During her time on Coronation Street, the character has become synonymous with her signature dish at the Rovers Return, Betty's Hotpot. ITV have described the dish as "the stuff of legends" and in 1995, pie manufacturer Hollands Pies launched a real-life range of hotpots and pies based on the dish, called "Betty's Kitchen". The idea for the range originated with the firm's marketing director, Dilys Day, who explained: "I was brought up on hotpot and Coronation Street. So when I joined Holland's a year ago, it seemed right to put the two together with Betty's hotpot." Day added that: "We are all very excited about Betty's Kitchen products.
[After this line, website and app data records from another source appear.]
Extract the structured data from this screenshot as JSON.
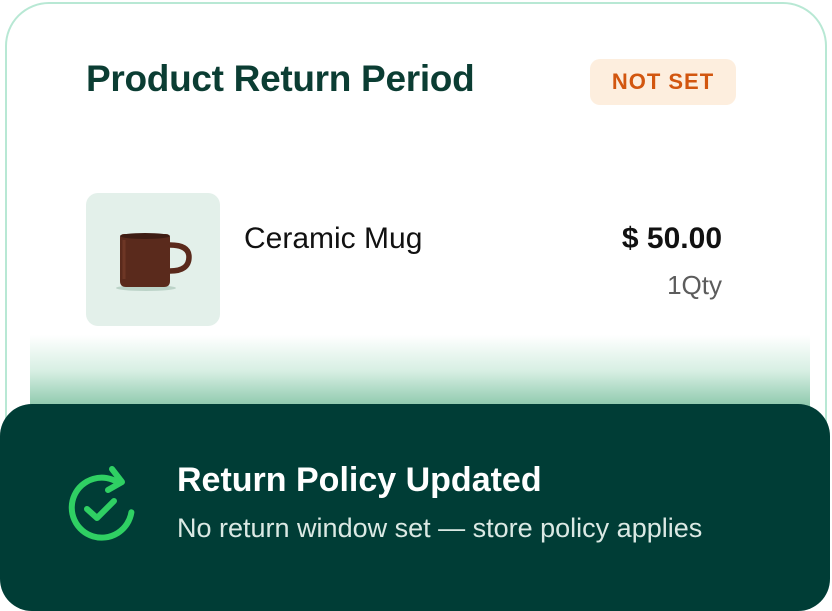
{
  "card": {
    "title": "Product Return Period",
    "status_badge": "NOT SET"
  },
  "product": {
    "name": "Ceramic Mug",
    "price": "$ 50.00",
    "quantity": "1Qty",
    "image_icon": "mug-image"
  },
  "toast": {
    "icon": "refresh-check-icon",
    "title": "Return Policy Updated",
    "message": "No return window set — store policy applies"
  },
  "colors": {
    "title_text": "#0b3d33",
    "badge_background": "#fdeede",
    "badge_text": "#d2560f",
    "toast_background": "#003d36",
    "toast_icon": "#2fd063",
    "card_border": "#b8e8d4"
  }
}
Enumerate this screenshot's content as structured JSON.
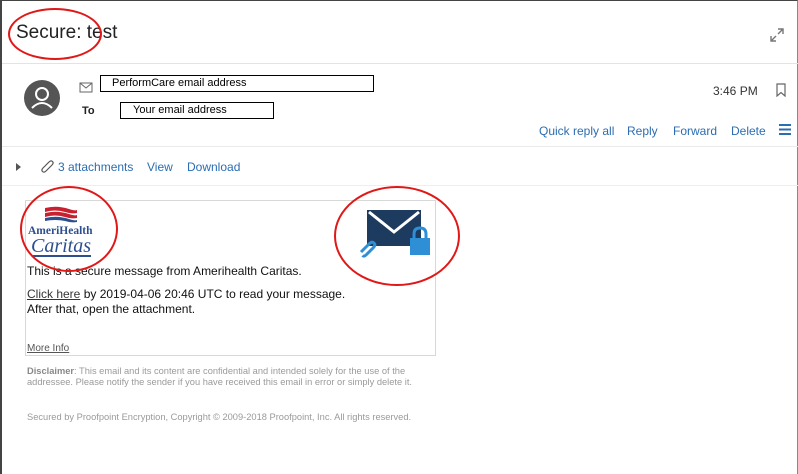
{
  "message": {
    "subject": "Secure: test",
    "from_redacted": "PerformCare email address",
    "to_label": "To",
    "to_redacted": "Your email address",
    "time": "3:46 PM"
  },
  "actions": {
    "quick_reply_all": "Quick reply all",
    "reply": "Reply",
    "forward": "Forward",
    "delete": "Delete"
  },
  "attachments": {
    "count_label": "3 attachments",
    "view": "View",
    "download": "Download"
  },
  "body": {
    "logo_line1": "AmeriHealth",
    "logo_line2": "Caritas",
    "line1": "This is a secure message from Amerihealth Caritas.",
    "click_here": "Click here",
    "line2_rest": " by 2019-04-06 20:46 UTC to read your message.",
    "line3": "After that, open the attachment.",
    "more_info": "More Info"
  },
  "footer": {
    "disclaimer_label": "Disclaimer",
    "disclaimer_text": ": This email and its content are confidential and intended solely for the use of the addressee. Please notify the sender if you have received this email in error or simply delete it.",
    "secured": "Secured by Proofpoint Encryption, Copyright © 2009-2018 Proofpoint, Inc. All rights reserved."
  },
  "colors": {
    "link_blue": "#2b6db1",
    "annotation_red": "#e01818",
    "lock_blue": "#2f8fd6",
    "envelope_navy": "#1d3a5f"
  },
  "icons": [
    "expand-icon",
    "avatar-icon",
    "envelope-icon",
    "bookmark-icon",
    "menu-icon",
    "paperclip-icon",
    "secure-envelope-lock-icon"
  ]
}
Holland's is a strong northern brand, with mass market appeal and wholesome, honest values - the same can be said for The Street."
In his book Marketing Communication, Richard J. Varey used the product range as an example of a company capitalising on a form of product placement or "stealth advertising", writing that "Viewers don't realize that they are, in effect, watching an advertisement". Betty Driver said of the range's launch: "Betty Turpin's hotpots have become something of an institution at the Rover's and she's very proud of her reputation for good, wholesome food. I think it is a lovely idea that people will be able to buy them in supermarkets now." Betty discussed her astonishment at the general level of interest in her character's hotpots, disclosing: "I was on a cruise on the QE2 a few weeks ago, and everyone was asking me about it. Then one day, they served hot pot on the menu and everyone thought it was mine!"
Farewell Betty. We'll all miss you!....